# EXERCISE INSTRUCTIONS:
Report only how many lines of the records contain the word "fraction".

# THE RECORDS:

=== Begin Enclosure ===

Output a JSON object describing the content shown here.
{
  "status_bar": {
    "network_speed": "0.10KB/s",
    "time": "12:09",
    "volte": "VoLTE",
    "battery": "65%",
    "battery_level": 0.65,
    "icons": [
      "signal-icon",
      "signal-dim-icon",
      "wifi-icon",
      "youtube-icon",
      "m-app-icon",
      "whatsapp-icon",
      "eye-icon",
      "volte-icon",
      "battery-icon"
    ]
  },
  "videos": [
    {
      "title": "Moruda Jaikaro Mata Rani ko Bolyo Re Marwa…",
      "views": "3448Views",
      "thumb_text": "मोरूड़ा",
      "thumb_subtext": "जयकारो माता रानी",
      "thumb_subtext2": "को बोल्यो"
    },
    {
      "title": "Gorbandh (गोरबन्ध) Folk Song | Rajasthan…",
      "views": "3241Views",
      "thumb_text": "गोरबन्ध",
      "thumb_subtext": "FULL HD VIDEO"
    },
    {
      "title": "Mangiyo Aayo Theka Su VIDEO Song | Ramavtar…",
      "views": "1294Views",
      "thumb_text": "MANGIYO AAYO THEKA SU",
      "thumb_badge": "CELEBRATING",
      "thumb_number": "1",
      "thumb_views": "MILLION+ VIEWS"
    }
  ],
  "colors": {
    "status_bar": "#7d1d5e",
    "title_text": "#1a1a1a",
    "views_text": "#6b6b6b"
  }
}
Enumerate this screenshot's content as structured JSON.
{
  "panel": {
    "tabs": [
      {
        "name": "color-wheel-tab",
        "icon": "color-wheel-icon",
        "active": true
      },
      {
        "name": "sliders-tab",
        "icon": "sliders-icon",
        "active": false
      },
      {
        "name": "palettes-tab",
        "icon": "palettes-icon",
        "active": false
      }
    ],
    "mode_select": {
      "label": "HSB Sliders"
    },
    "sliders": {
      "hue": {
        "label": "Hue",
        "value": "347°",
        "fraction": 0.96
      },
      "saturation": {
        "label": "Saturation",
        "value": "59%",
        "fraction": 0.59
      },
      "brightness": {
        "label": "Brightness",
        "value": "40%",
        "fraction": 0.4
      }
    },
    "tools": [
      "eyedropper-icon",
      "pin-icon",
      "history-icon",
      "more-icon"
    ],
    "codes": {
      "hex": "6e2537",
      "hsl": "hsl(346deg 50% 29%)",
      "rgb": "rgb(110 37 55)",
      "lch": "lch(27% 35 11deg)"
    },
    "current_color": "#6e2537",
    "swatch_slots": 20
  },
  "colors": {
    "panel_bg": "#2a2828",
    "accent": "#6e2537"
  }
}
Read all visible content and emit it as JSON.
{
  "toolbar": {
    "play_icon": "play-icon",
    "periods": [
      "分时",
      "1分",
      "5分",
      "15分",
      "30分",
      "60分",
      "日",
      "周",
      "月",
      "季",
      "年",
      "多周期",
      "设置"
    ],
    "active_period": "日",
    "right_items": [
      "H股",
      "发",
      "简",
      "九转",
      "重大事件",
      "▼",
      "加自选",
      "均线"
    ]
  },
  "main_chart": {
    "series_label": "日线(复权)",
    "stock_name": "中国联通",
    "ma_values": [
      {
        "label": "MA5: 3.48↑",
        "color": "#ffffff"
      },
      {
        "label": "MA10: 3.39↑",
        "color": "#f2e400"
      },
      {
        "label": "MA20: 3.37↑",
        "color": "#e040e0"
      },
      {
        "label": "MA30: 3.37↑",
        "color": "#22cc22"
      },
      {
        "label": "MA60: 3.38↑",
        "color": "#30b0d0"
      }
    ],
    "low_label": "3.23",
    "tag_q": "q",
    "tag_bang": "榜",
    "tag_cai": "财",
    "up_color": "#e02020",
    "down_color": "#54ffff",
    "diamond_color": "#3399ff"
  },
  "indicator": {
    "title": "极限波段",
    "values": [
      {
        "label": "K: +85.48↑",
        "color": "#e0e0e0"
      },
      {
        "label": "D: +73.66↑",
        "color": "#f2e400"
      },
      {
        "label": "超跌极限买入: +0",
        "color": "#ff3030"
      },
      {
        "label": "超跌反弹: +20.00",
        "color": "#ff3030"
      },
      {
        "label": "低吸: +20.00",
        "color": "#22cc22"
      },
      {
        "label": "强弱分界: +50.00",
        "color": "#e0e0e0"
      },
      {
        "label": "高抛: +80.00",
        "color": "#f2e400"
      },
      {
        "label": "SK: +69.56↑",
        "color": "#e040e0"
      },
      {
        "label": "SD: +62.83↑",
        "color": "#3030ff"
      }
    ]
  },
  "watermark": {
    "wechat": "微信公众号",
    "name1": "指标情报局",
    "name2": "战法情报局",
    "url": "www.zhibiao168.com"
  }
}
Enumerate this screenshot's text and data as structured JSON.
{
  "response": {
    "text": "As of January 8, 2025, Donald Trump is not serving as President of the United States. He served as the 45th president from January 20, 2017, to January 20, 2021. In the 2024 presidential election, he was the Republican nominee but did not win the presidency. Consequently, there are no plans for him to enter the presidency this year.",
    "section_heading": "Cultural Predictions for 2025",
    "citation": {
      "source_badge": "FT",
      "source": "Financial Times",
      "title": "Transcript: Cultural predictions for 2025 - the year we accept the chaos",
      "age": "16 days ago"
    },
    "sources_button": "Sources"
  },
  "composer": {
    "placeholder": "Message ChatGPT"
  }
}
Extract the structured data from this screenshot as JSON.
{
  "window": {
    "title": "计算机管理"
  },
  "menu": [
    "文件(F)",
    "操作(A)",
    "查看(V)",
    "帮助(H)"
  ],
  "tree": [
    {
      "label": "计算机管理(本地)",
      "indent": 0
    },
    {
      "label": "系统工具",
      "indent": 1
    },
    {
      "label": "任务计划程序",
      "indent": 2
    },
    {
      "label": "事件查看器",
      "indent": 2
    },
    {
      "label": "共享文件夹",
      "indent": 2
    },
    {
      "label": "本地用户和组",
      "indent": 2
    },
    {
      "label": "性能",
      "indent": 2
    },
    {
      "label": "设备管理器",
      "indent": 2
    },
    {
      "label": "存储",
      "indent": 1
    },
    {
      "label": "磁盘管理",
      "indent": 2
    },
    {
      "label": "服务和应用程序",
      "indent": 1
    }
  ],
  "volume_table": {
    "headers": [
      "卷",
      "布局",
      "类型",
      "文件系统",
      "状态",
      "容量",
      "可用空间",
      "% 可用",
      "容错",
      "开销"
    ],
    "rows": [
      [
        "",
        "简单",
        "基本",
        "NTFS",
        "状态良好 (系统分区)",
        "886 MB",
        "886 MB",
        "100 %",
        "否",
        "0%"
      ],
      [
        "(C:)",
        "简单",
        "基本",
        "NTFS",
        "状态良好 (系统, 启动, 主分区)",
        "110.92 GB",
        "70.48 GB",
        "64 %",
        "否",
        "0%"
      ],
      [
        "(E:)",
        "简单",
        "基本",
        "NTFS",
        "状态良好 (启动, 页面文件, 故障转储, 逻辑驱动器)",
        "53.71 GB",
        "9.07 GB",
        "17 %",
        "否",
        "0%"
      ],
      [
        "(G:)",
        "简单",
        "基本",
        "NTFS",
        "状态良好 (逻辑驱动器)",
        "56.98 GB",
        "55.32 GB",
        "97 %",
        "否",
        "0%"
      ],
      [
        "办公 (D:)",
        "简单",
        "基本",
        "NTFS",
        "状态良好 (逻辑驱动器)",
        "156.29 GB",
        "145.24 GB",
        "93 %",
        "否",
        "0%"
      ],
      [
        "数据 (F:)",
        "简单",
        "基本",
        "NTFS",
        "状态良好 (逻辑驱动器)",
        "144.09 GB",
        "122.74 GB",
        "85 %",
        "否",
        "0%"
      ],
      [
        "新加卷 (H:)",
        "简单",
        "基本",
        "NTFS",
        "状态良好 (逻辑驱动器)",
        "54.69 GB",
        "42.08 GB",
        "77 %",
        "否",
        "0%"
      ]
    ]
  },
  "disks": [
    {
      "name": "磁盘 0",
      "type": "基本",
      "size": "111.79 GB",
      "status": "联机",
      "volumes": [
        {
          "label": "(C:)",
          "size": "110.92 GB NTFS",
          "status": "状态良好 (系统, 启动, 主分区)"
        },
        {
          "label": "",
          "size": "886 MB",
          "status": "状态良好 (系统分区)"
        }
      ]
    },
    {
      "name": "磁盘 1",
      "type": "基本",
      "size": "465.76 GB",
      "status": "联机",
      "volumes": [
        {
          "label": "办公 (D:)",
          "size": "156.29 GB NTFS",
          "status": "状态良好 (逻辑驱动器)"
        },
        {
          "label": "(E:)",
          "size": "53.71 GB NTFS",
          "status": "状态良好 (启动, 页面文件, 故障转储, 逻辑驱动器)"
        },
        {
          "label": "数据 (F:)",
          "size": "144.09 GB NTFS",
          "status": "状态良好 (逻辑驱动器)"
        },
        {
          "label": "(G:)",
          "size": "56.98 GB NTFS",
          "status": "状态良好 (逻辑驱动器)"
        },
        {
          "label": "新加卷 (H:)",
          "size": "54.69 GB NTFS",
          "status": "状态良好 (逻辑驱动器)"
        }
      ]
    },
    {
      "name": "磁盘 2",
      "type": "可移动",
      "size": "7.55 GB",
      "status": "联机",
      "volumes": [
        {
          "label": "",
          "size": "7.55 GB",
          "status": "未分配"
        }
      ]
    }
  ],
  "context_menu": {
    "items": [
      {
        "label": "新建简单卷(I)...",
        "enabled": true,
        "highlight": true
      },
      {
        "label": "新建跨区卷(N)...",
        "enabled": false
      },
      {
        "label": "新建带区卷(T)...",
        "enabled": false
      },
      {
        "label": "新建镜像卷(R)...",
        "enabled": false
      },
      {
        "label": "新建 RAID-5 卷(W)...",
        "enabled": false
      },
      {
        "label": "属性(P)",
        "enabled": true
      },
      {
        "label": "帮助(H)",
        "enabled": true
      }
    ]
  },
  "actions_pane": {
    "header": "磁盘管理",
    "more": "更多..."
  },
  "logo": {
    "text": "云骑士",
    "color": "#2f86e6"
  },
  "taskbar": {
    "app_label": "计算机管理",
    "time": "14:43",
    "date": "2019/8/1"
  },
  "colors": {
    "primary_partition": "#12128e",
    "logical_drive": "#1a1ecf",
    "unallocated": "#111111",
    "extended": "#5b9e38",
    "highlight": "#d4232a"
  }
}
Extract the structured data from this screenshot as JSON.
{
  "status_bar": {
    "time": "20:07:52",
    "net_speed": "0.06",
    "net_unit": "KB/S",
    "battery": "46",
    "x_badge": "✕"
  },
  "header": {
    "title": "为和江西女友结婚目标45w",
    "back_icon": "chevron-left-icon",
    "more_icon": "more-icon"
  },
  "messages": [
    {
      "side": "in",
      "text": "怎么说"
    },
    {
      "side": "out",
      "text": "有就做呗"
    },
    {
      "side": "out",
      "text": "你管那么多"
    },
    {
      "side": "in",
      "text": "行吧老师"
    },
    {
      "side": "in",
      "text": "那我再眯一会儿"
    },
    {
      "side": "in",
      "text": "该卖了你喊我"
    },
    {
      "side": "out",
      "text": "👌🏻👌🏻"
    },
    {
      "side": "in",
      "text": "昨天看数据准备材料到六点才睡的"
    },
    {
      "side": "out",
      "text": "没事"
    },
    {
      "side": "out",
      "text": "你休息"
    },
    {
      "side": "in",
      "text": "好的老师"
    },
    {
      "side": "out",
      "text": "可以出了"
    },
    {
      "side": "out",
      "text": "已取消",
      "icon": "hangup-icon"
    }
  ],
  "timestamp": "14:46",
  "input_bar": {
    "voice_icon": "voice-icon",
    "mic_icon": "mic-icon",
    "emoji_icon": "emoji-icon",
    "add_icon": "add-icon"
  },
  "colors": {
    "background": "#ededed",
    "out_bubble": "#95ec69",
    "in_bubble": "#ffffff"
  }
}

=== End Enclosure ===

# WRITTEN RESPONSE:
3